* **GOAL OF THE EXERCISE**
Copy out every line of the records in which "text" can be found.

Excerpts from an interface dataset

--- START ---

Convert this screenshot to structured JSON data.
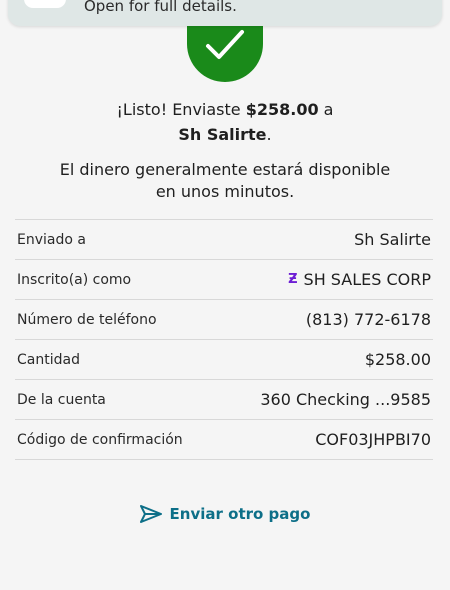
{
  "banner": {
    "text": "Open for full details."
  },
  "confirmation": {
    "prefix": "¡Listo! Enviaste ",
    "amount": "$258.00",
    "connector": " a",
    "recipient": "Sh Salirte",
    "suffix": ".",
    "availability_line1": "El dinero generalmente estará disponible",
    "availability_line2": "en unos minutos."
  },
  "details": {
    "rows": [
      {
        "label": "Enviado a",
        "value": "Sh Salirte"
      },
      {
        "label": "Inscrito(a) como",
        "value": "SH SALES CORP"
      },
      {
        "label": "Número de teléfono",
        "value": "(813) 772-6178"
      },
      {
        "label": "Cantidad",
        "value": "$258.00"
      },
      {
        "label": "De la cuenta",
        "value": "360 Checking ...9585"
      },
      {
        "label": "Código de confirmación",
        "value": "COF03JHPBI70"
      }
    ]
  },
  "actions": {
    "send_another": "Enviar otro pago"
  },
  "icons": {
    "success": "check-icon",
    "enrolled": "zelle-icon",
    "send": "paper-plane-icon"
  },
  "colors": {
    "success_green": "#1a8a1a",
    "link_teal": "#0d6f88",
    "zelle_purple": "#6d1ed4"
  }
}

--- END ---
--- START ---

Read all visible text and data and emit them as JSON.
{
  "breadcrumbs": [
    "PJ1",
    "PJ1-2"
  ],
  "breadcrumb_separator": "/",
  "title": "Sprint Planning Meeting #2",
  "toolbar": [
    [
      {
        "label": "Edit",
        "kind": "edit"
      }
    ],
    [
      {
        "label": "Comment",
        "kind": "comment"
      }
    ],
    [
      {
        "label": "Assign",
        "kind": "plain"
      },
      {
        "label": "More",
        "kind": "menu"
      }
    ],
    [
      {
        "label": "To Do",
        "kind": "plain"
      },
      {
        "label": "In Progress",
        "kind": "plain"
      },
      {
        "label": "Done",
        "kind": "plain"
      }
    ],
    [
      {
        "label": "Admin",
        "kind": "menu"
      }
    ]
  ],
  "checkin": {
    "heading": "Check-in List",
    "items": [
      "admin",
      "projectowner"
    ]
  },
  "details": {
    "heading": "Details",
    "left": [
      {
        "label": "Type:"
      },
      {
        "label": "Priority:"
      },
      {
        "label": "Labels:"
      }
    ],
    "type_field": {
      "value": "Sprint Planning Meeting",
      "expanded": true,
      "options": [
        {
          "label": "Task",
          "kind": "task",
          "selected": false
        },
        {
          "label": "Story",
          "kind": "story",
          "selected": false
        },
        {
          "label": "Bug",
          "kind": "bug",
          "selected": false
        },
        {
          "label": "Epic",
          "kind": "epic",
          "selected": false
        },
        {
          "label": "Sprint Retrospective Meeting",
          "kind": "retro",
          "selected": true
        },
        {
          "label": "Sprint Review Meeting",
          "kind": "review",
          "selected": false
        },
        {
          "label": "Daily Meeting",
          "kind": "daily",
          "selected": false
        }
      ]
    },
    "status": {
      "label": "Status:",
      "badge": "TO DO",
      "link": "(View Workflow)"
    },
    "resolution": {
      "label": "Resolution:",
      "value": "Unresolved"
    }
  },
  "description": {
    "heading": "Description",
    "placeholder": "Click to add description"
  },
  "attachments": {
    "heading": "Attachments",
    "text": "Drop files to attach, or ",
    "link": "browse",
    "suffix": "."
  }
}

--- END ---

* **ANSWER FOR THIS EXERCISE**
    "text": "Open for full details."
Read all visible text and data and emit them as JSON.
    "text": "Drop files to attach, or ",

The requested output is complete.